#### Task to complete:
Search the material for the string "JSON", then show every line where it turns up.

#### Given information:
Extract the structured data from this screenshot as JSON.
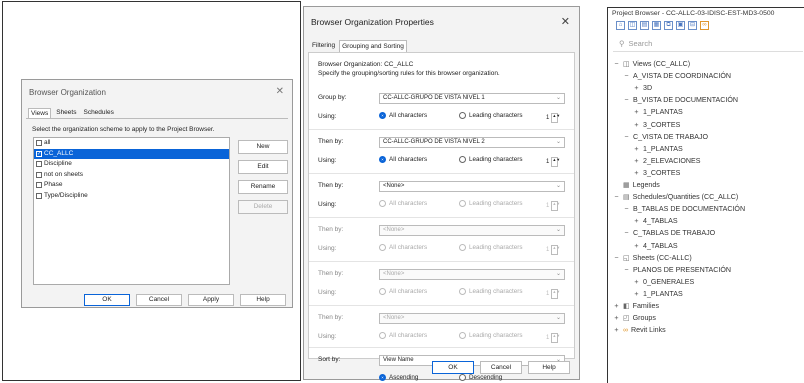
{
  "browser_organization": {
    "title": "Browser Organization",
    "tabs": [
      "Views",
      "Sheets",
      "Schedules"
    ],
    "instruction": "Select the organization scheme to apply to the Project Browser.",
    "schemes": [
      {
        "label": "all",
        "checked": false,
        "selected": false
      },
      {
        "label": "CC_ALLC",
        "checked": true,
        "selected": true
      },
      {
        "label": "Discipline",
        "checked": false,
        "selected": false
      },
      {
        "label": "not on sheets",
        "checked": false,
        "selected": false
      },
      {
        "label": "Phase",
        "checked": false,
        "selected": false
      },
      {
        "label": "Type/Discipline",
        "checked": false,
        "selected": false
      }
    ],
    "side_buttons": {
      "new": "New",
      "edit": "Edit",
      "rename": "Rename",
      "delete": "Delete"
    },
    "bottom_buttons": {
      "ok": "OK",
      "cancel": "Cancel",
      "apply": "Apply",
      "help": "Help"
    }
  },
  "properties_dialog": {
    "title": "Browser Organization Properties",
    "tabs": [
      "Filtering",
      "Grouping and Sorting"
    ],
    "org_line": "Browser Organization: CC_ALLC",
    "spec_line": "Specify the grouping/sorting rules for this browser organization.",
    "group_by_label": "Group by:",
    "then_by_label": "Then by:",
    "using_label": "Using:",
    "all_chars": "All characters",
    "leading_chars": "Leading characters",
    "spin_value": "1",
    "groups": [
      {
        "value": "CC-ALLC-GRUPO DE VISTA NIVEL 1",
        "disabled": false
      },
      {
        "value": "CC-ALLC-GRUPO DE VISTA NIVEL 2",
        "disabled": false
      },
      {
        "value": "<None>",
        "disabled": false
      },
      {
        "value": "<None>",
        "disabled": true
      },
      {
        "value": "<None>",
        "disabled": true
      },
      {
        "value": "<None>",
        "disabled": true
      }
    ],
    "sort_by_label": "Sort by:",
    "sort_by_value": "View Name",
    "ascending": "Ascending",
    "descending": "Descending",
    "buttons": {
      "ok": "OK",
      "cancel": "Cancel",
      "help": "Help"
    }
  },
  "project_browser": {
    "title": "Project Browser - CC-ALLC-03-IDISC-EST-MD3-0500",
    "search_placeholder": "Search",
    "tree": [
      {
        "label": "Views (CC_ALLC)",
        "exp": "−",
        "icon": "views-icon",
        "glyph": "◫"
      },
      {
        "label": "A_VISTA DE COORDINACIÓN",
        "exp": "−",
        "icon": "",
        "glyph": ""
      },
      {
        "label": "3D",
        "exp": "+",
        "icon": "",
        "glyph": ""
      },
      {
        "label": "B_VISTA DE DOCUMENTACIÓN",
        "exp": "−",
        "icon": "",
        "glyph": ""
      },
      {
        "label": "1_PLANTAS",
        "exp": "+",
        "icon": "",
        "glyph": ""
      },
      {
        "label": "3_CORTES",
        "exp": "+",
        "icon": "",
        "glyph": ""
      },
      {
        "label": "C_VISTA DE TRABAJO",
        "exp": "−",
        "icon": "",
        "glyph": ""
      },
      {
        "label": "1_PLANTAS",
        "exp": "+",
        "icon": "",
        "glyph": ""
      },
      {
        "label": "2_ELEVACIONES",
        "exp": "+",
        "icon": "",
        "glyph": ""
      },
      {
        "label": "3_CORTES",
        "exp": "+",
        "icon": "",
        "glyph": ""
      },
      {
        "label": "Legends",
        "exp": "",
        "icon": "legends-icon",
        "glyph": "▦"
      },
      {
        "label": "Schedules/Quantities (CC_ALLC)",
        "exp": "−",
        "icon": "schedule-icon",
        "glyph": "▤"
      },
      {
        "label": "B_TABLAS DE DOCUMENTACIÓN",
        "exp": "−",
        "icon": "",
        "glyph": ""
      },
      {
        "label": "4_TABLAS",
        "exp": "+",
        "icon": "",
        "glyph": ""
      },
      {
        "label": "C_TABLAS DE TRABAJO",
        "exp": "−",
        "icon": "",
        "glyph": ""
      },
      {
        "label": "4_TABLAS",
        "exp": "+",
        "icon": "",
        "glyph": ""
      },
      {
        "label": "Sheets (CC-ALLC)",
        "exp": "−",
        "icon": "sheets-icon",
        "glyph": "◱"
      },
      {
        "label": "PLANOS DE PRESENTACIÓN",
        "exp": "−",
        "icon": "",
        "glyph": ""
      },
      {
        "label": "0_GENERALES",
        "exp": "+",
        "icon": "",
        "glyph": ""
      },
      {
        "label": "1_PLANTAS",
        "exp": "+",
        "icon": "",
        "glyph": ""
      },
      {
        "label": "Families",
        "exp": "+",
        "icon": "families-icon",
        "glyph": "◧"
      },
      {
        "label": "Groups",
        "exp": "+",
        "icon": "groups-icon",
        "glyph": "◰"
      },
      {
        "label": "Revit Links",
        "exp": "+",
        "icon": "link-icon",
        "glyph": "∞"
      }
    ],
    "toolbar_icons": [
      "home-icon",
      "view-icon",
      "list-icon",
      "grid-icon",
      "copy-icon",
      "cube-icon",
      "layout-icon",
      "link-icon"
    ],
    "accent_color": "#0a64d8"
  }
}
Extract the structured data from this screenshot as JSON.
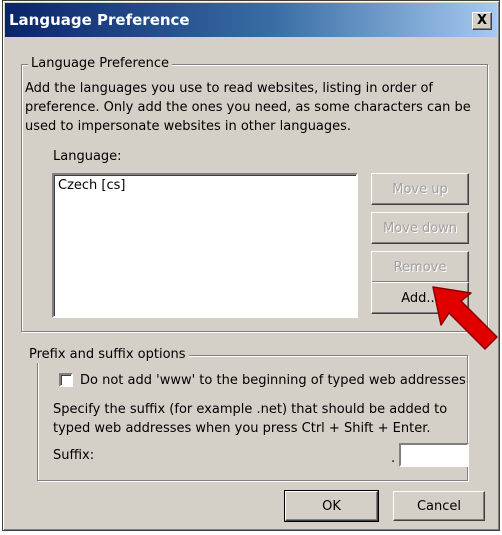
{
  "window": {
    "title": "Language Preference",
    "close_glyph": "X"
  },
  "language_group": {
    "legend": "Language Preference",
    "description": "Add the languages you use to read websites, listing in order of preference. Only add the ones you need, as some characters can be used to impersonate websites in other languages.",
    "list_label": "Language:",
    "languages": [
      "Czech [cs]"
    ],
    "buttons": {
      "move_up": "Move up",
      "move_down": "Move down",
      "remove": "Remove",
      "add": "Add..."
    }
  },
  "prefix_group": {
    "legend": "Prefix and suffix options",
    "checkbox_label": "Do not add 'www' to the beginning of typed web addresses",
    "checkbox_checked": false,
    "suffix_description": "Specify the suffix (for example .net) that should be added to typed web addresses when you press Ctrl + Shift + Enter.",
    "suffix_label": "Suffix:",
    "suffix_dot": ".",
    "suffix_value": ""
  },
  "footer": {
    "ok": "OK",
    "cancel": "Cancel"
  },
  "annotation": {
    "arrow_color": "#e00000",
    "points_to": "add-button"
  }
}
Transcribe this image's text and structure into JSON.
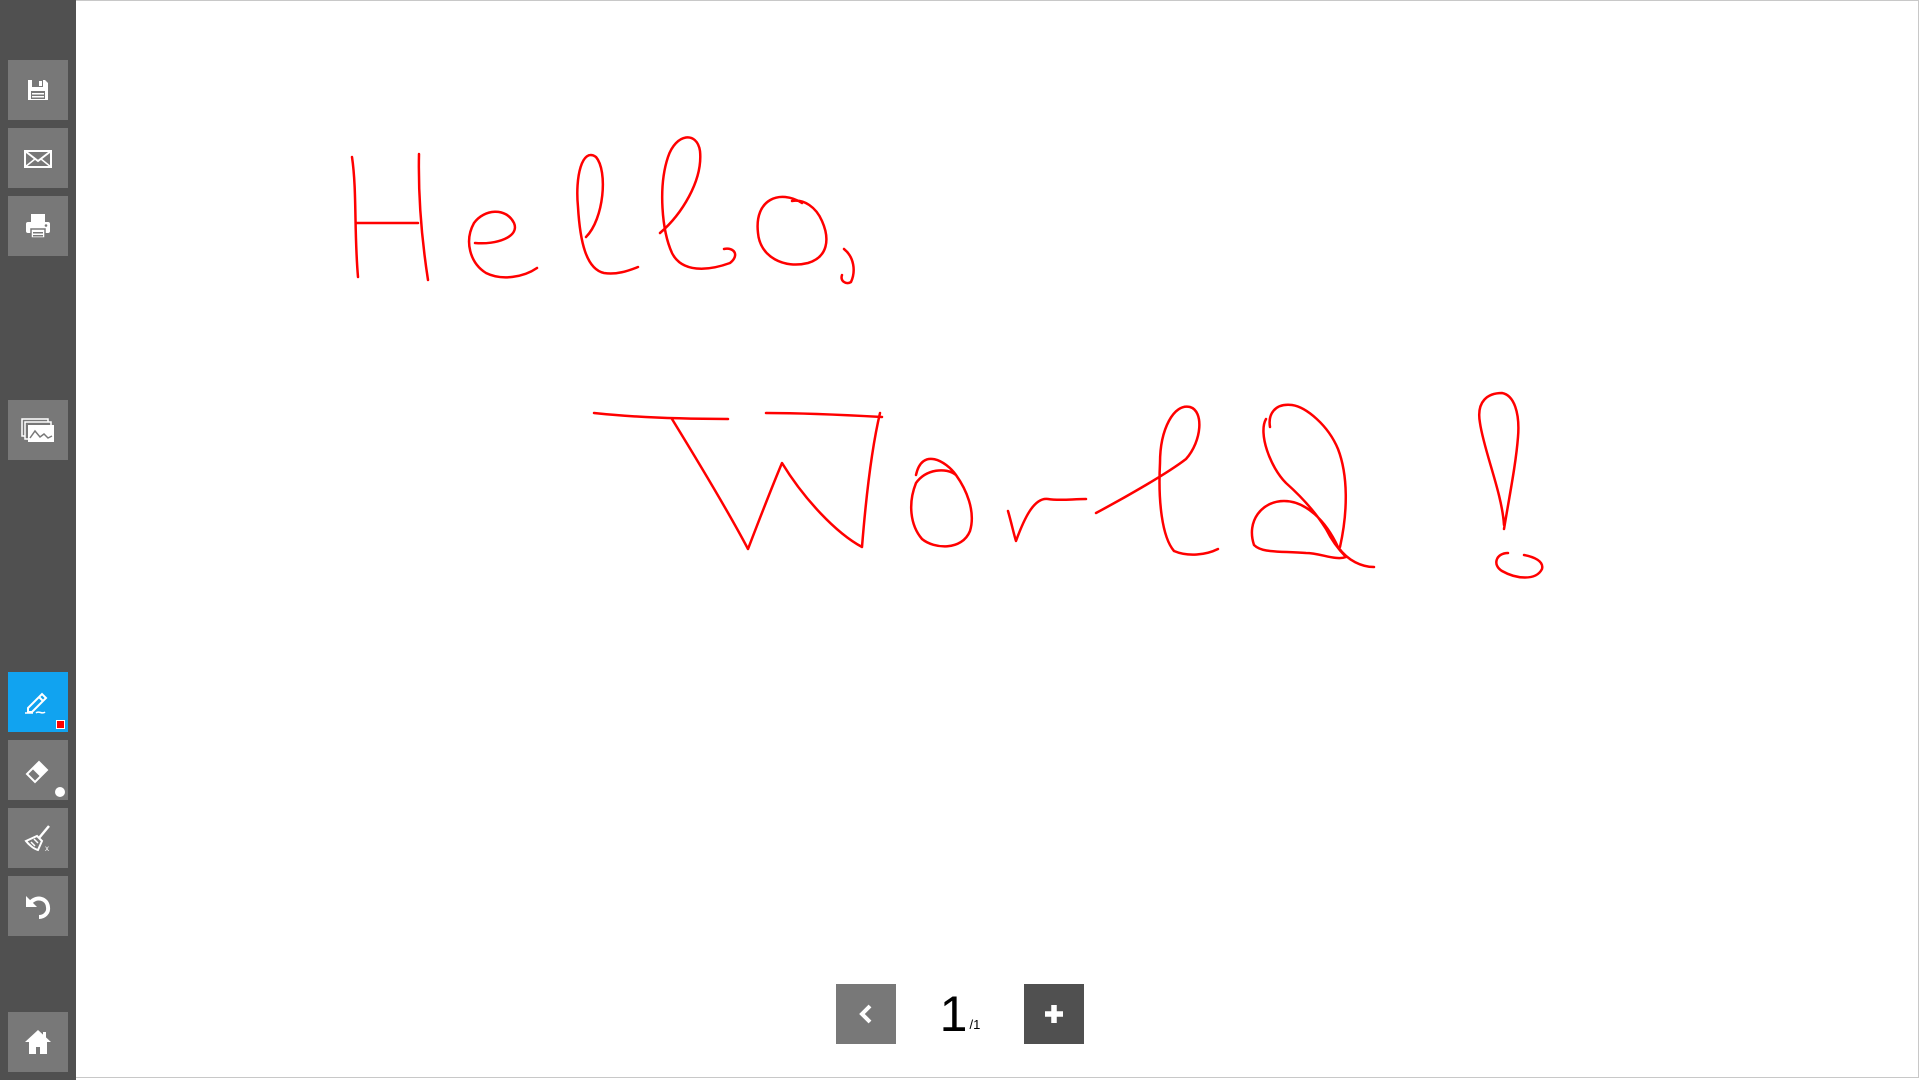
{
  "sidebar": {
    "top_tools": [
      {
        "name": "save-button",
        "icon": "floppy-disk-icon"
      },
      {
        "name": "email-button",
        "icon": "envelope-icon"
      },
      {
        "name": "print-button",
        "icon": "printer-icon"
      },
      {
        "name": "background-button",
        "icon": "image-stack-icon"
      }
    ],
    "bottom_tools": [
      {
        "name": "pen-button",
        "icon": "pen-icon",
        "active": true,
        "indicator_color": "#ff0000"
      },
      {
        "name": "eraser-button",
        "icon": "eraser-icon",
        "indicator_color": "#ffffff"
      },
      {
        "name": "clear-button",
        "icon": "broom-icon"
      },
      {
        "name": "undo-button",
        "icon": "undo-icon"
      },
      {
        "name": "home-button",
        "icon": "home-icon"
      }
    ]
  },
  "canvas": {
    "handwriting": "Hello, World!",
    "ink_color": "#ff0000"
  },
  "pager": {
    "current_page": "1",
    "total_pages": "/1",
    "prev_icon": "chevron-left-icon",
    "add_icon": "plus-icon"
  },
  "colors": {
    "sidebar_bg": "#505050",
    "tool_bg": "#787878",
    "active_tool_bg": "#11a3f0",
    "ink": "#ff0000"
  }
}
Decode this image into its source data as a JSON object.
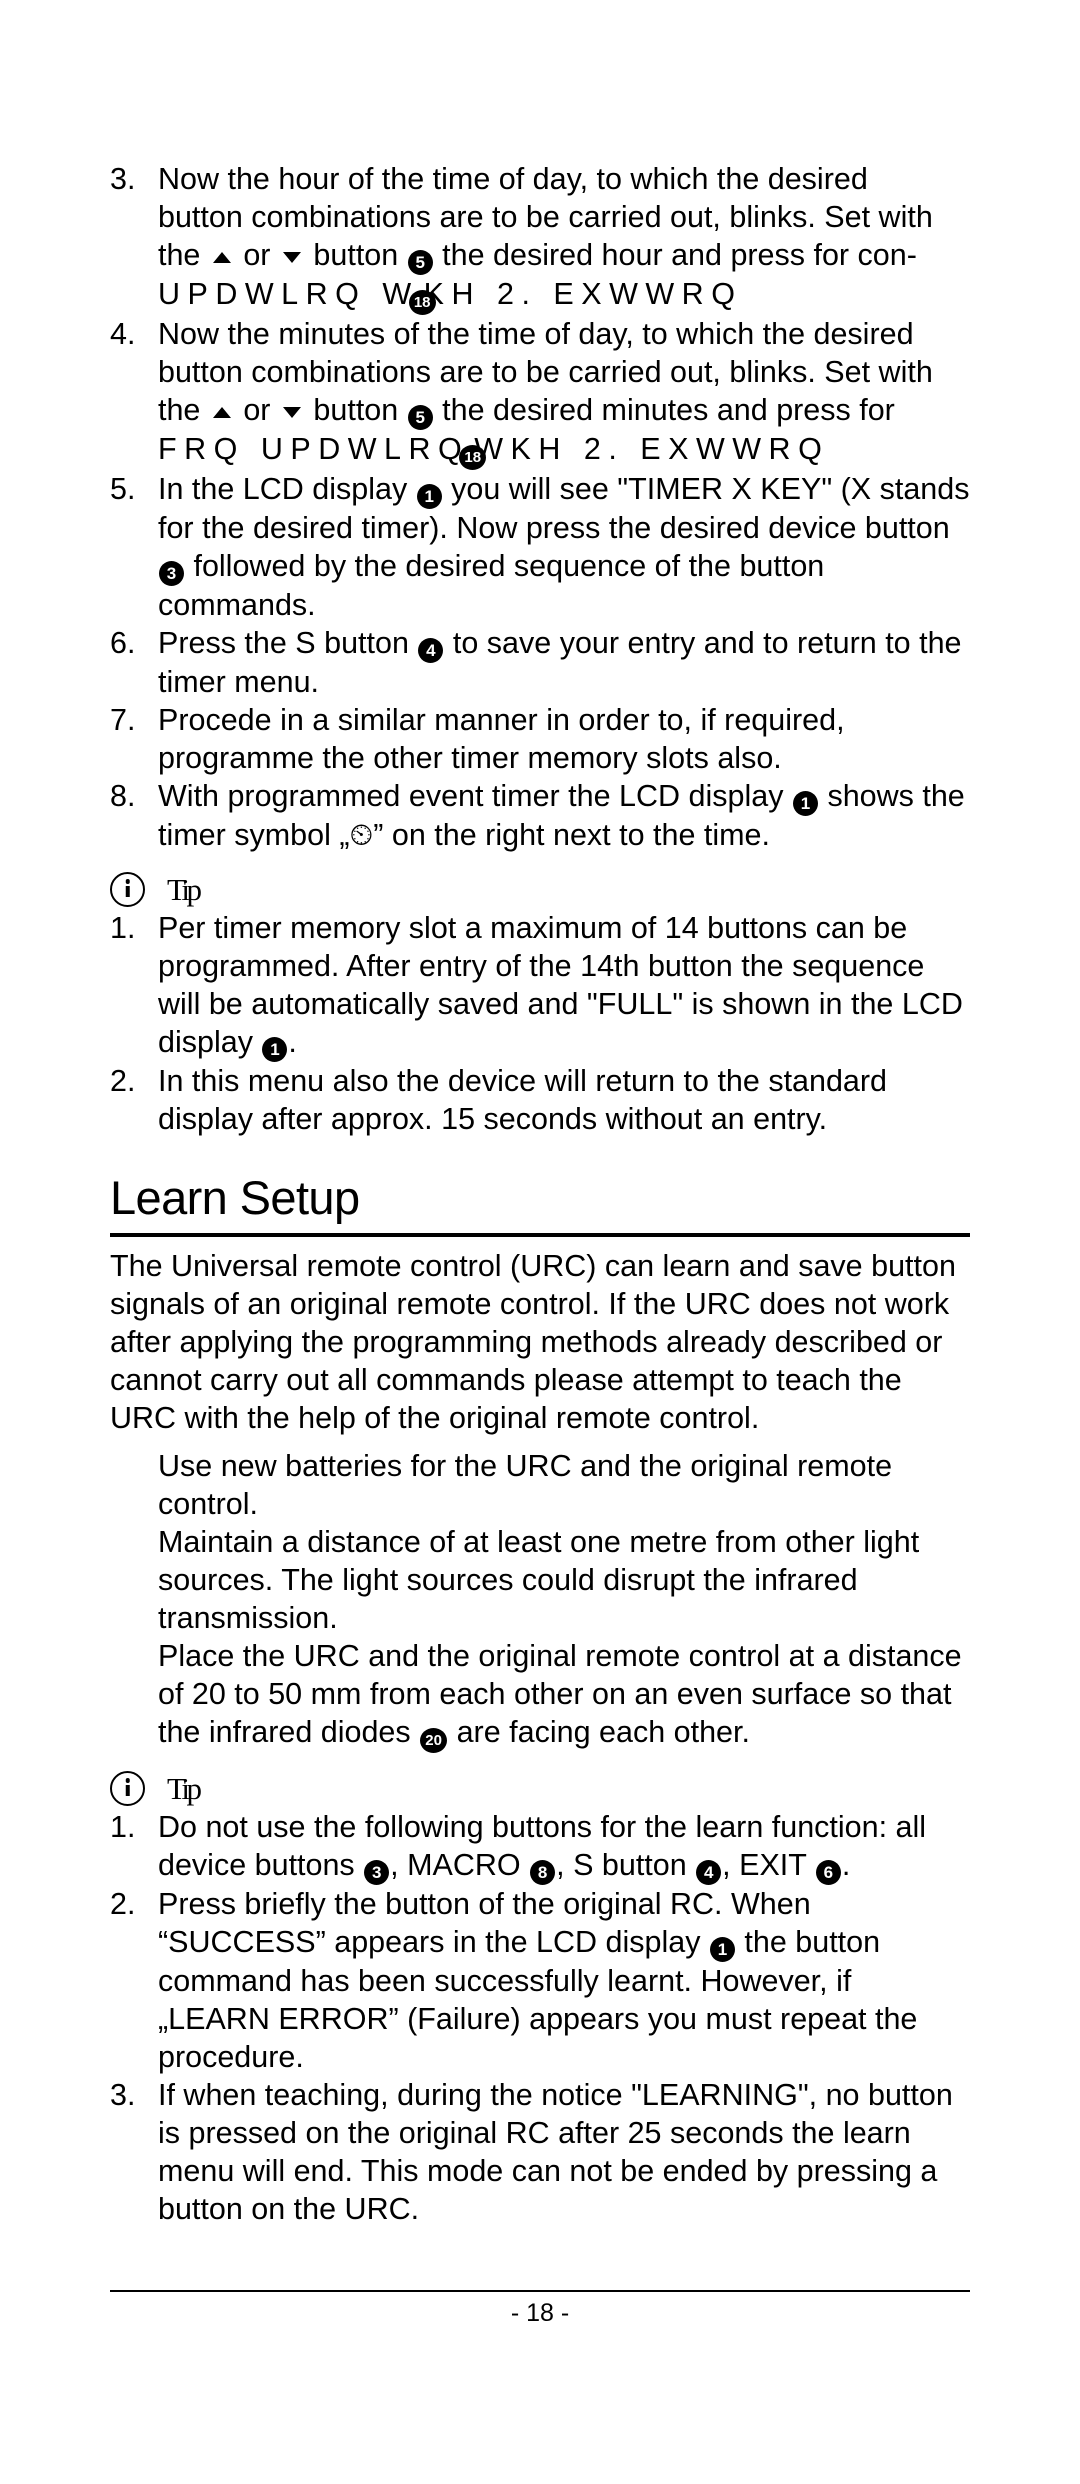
{
  "page": {
    "number_label": "- 18 -"
  },
  "procedure": {
    "items": [
      {
        "number": "3.",
        "line1_a": "Now the hour of the time of day, to which the desired",
        "line2": "button combinations are to be carried out, blinks. Set with",
        "line3_a": "the ",
        "line3_b": " or ",
        "line3_c": " button ",
        "line3_marker": "5",
        "line3_d": " the desired hour and press for con-",
        "garbled_line": "UPDWLRQ W",
        "garbled_marker": "18",
        "garbled_rest": "KH 2. EXWWRQ"
      },
      {
        "number": "4.",
        "line1": "Now the minutes of the time of day, to which the desired",
        "line2": "button combinations are to be carried out, blinks. Set with",
        "line3_a": "the ",
        "line3_b": " or ",
        "line3_c": " button ",
        "line3_marker": "5",
        "line3_d": " the desired minutes and press for",
        "garbled_line": "FRQ UPDWLRQ",
        "garbled_marker": "18",
        "garbled_rest": "WKH 2. EXWWRQ"
      },
      {
        "number": "5.",
        "part_a": "In the LCD display ",
        "marker_1": "1",
        "part_b": " you will see \"TIMER X KEY\" (X stands for the desired timer). Now press the desired device button ",
        "marker_2": "3",
        "part_c": " followed by the desired sequence of the button commands."
      },
      {
        "number": "6.",
        "part_a": "Press the S button ",
        "marker_1": "4",
        "part_b": " to save your entry and to return to the timer menu."
      },
      {
        "number": "7.",
        "part_a": "Procede in a similar manner in order to, if required, programme the other timer memory slots also."
      },
      {
        "number": "8.",
        "part_a": "With programmed event timer the LCD display ",
        "marker_1": "1",
        "part_b": " shows the timer symbol „⏲” on the right next to the time."
      }
    ]
  },
  "tip_one": {
    "icon": "info-icon",
    "label": "Tip",
    "items": [
      {
        "number": "1.",
        "part_a": "Per timer memory slot a maximum of 14 buttons can be programmed. After entry of the 14th button the sequence will be automatically saved and \"FULL\" is shown in the LCD display ",
        "marker_1": "1",
        "part_b": "."
      },
      {
        "number": "2.",
        "part_a": "In this menu also the device will return to the standard display after approx. 15 seconds without an entry."
      }
    ]
  },
  "learn_setup": {
    "heading": "Learn Setup",
    "intro": "The Universal remote control (URC) can learn and save button signals of an original remote control. If the URC does not work after applying the programming methods already described or cannot carry out all commands please attempt to teach the URC with the help of the original remote control.",
    "notes": [
      "Use new batteries for the URC and the original remote control.",
      "Maintain a distance of at least one metre from other light sources. The light sources could disrupt the infrared transmission."
    ],
    "note_with_marker": {
      "part_a": "Place the URC and the original remote control at a distance of 20 to 50 mm from each other on an even surface so that the infrared diodes ",
      "marker_1": "20",
      "part_b": " are facing each other."
    }
  },
  "tip_two": {
    "icon": "info-icon",
    "label": "Tip",
    "items": [
      {
        "number": "1.",
        "part_a": "Do not use the following buttons for the learn function: all device buttons ",
        "marker_1": "3",
        "part_b": ", MACRO ",
        "marker_2": "8",
        "part_c": ", S button ",
        "marker_3": "4",
        "part_d": ", EXIT ",
        "marker_4": "6",
        "part_e": "."
      },
      {
        "number": "2.",
        "part_a": "Press briefly the button of the original RC. When “SUCCESS” appears in the LCD display ",
        "marker_1": "1",
        "part_b": " the button command has been successfully learnt. However, if „LEARN ERROR” (Failure) appears you must repeat the procedure."
      },
      {
        "number": "3.",
        "part_a": "If when teaching, during the notice \"LEARNING\", no button is pressed on the original RC after 25 seconds the learn menu will end. This mode can not be ended by pressing a button on the URC."
      }
    ]
  },
  "colors": {
    "text": "#000000",
    "background": "#ffffff",
    "marker_fill": "#000000",
    "marker_text": "#ffffff"
  }
}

#### Task solution:
Extract the structured data from this screenshot as JSON.
Extract the structured data from this screenshot as JSON.
Transcribe this image's text and structure into JSON.
Decode this image into its source data as a JSON object.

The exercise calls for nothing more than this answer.